─── SUPPLIED DATA

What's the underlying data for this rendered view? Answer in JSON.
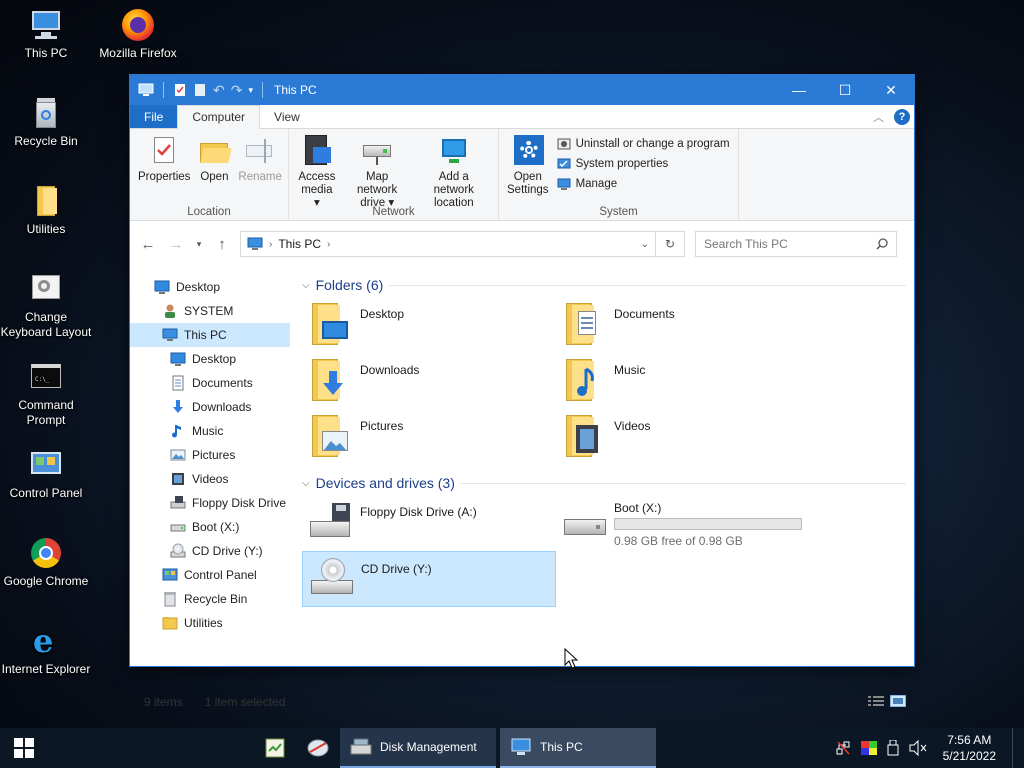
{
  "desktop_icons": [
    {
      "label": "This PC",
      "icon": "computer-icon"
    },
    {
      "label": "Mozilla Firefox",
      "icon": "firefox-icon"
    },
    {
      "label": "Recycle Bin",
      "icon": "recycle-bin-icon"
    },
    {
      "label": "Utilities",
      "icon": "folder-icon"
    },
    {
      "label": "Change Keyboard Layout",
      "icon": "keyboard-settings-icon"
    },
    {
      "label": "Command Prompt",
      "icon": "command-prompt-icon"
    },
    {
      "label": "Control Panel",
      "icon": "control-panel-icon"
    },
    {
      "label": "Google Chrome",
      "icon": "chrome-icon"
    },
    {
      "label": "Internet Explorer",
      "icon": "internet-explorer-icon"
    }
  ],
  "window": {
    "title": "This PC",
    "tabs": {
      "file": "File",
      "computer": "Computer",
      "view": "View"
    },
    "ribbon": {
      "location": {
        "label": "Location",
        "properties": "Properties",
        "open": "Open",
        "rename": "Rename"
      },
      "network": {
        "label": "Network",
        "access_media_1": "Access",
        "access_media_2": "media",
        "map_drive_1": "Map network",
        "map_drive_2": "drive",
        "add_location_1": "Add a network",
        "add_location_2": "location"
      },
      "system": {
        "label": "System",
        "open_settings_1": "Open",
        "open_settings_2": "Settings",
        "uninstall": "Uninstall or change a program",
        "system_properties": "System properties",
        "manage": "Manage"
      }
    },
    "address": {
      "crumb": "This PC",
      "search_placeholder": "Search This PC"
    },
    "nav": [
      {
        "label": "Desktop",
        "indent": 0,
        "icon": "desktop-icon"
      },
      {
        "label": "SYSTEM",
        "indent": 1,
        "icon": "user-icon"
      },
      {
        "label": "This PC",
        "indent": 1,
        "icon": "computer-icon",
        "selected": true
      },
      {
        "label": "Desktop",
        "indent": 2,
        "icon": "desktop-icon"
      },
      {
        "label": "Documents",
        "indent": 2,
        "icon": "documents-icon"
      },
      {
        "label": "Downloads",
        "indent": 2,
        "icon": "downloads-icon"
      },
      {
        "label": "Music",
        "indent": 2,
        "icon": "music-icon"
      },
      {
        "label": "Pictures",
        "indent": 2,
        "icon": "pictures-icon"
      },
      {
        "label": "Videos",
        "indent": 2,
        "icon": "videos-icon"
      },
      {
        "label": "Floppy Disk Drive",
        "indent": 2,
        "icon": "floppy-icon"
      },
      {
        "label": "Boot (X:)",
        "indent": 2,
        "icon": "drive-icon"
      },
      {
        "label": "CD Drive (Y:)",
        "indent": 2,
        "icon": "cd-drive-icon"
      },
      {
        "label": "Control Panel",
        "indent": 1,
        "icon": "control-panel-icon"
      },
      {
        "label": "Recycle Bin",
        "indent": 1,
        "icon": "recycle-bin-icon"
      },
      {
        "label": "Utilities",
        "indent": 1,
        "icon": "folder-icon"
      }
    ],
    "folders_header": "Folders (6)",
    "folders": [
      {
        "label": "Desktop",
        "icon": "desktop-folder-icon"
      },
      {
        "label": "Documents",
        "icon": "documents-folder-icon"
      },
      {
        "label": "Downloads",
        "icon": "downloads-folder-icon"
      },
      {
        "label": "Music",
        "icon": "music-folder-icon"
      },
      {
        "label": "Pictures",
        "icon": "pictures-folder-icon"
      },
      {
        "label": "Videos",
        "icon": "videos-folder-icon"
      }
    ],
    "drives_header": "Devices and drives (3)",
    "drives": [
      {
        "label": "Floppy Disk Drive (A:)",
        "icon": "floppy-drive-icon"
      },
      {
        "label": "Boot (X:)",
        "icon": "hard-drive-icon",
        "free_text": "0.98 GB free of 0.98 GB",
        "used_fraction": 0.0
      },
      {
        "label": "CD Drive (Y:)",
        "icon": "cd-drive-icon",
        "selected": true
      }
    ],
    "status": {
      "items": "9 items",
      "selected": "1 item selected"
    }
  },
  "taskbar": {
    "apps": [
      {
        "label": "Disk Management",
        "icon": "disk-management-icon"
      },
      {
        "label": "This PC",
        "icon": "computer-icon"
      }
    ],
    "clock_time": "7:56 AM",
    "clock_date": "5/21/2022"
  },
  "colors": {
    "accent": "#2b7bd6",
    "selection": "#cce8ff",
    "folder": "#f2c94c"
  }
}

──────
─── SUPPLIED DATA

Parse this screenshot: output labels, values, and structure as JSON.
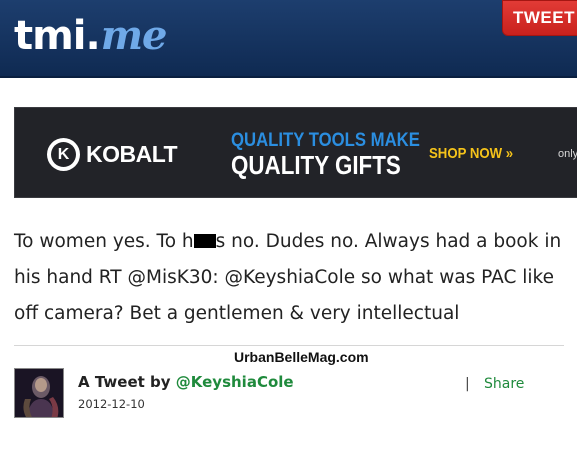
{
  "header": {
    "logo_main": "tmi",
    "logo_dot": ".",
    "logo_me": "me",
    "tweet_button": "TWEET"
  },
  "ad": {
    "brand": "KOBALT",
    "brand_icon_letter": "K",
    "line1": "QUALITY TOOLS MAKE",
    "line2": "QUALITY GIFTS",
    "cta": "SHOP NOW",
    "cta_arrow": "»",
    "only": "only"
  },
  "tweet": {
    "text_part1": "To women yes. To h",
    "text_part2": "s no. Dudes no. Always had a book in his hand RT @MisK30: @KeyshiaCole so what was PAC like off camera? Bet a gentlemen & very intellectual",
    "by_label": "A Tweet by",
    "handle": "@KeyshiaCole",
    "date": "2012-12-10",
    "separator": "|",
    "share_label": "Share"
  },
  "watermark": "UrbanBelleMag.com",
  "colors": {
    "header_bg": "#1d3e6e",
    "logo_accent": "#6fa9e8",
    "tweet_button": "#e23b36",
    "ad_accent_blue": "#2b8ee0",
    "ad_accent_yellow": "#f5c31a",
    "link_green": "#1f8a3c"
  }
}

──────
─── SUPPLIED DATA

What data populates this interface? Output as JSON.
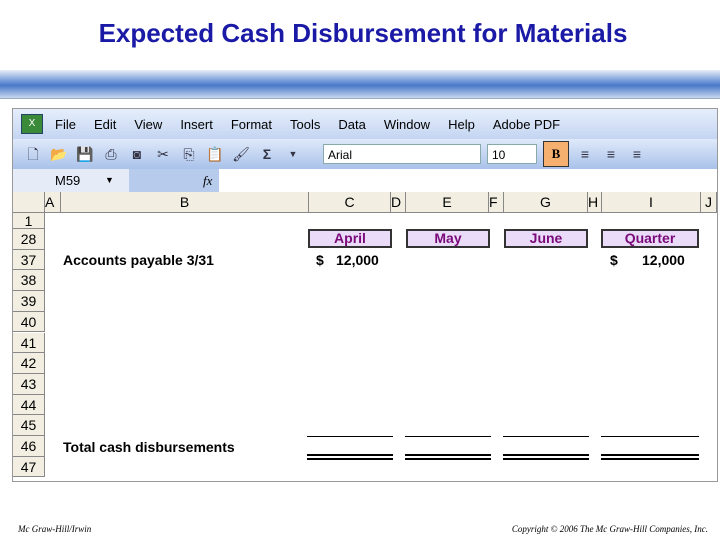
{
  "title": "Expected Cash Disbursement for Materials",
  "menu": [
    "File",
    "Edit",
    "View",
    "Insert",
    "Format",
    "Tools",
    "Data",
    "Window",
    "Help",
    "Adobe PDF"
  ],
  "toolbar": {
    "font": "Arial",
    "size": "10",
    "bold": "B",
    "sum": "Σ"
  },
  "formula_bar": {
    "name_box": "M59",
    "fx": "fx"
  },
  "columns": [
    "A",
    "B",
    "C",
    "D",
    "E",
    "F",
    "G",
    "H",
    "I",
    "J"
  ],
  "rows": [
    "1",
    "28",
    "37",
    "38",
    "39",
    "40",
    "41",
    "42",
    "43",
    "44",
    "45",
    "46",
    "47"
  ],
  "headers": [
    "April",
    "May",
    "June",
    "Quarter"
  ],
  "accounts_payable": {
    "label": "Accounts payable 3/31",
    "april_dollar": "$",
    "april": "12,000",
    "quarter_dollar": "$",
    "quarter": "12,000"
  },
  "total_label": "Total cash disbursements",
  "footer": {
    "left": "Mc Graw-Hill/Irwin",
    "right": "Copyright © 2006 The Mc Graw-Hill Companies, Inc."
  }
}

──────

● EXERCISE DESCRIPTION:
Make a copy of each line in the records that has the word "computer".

● PROBLEM SOLUTION:
      "icon": "computer-icon"
      "computer": "Computer",
        "icon": "computer-icon",
        "icon": "computer-icon"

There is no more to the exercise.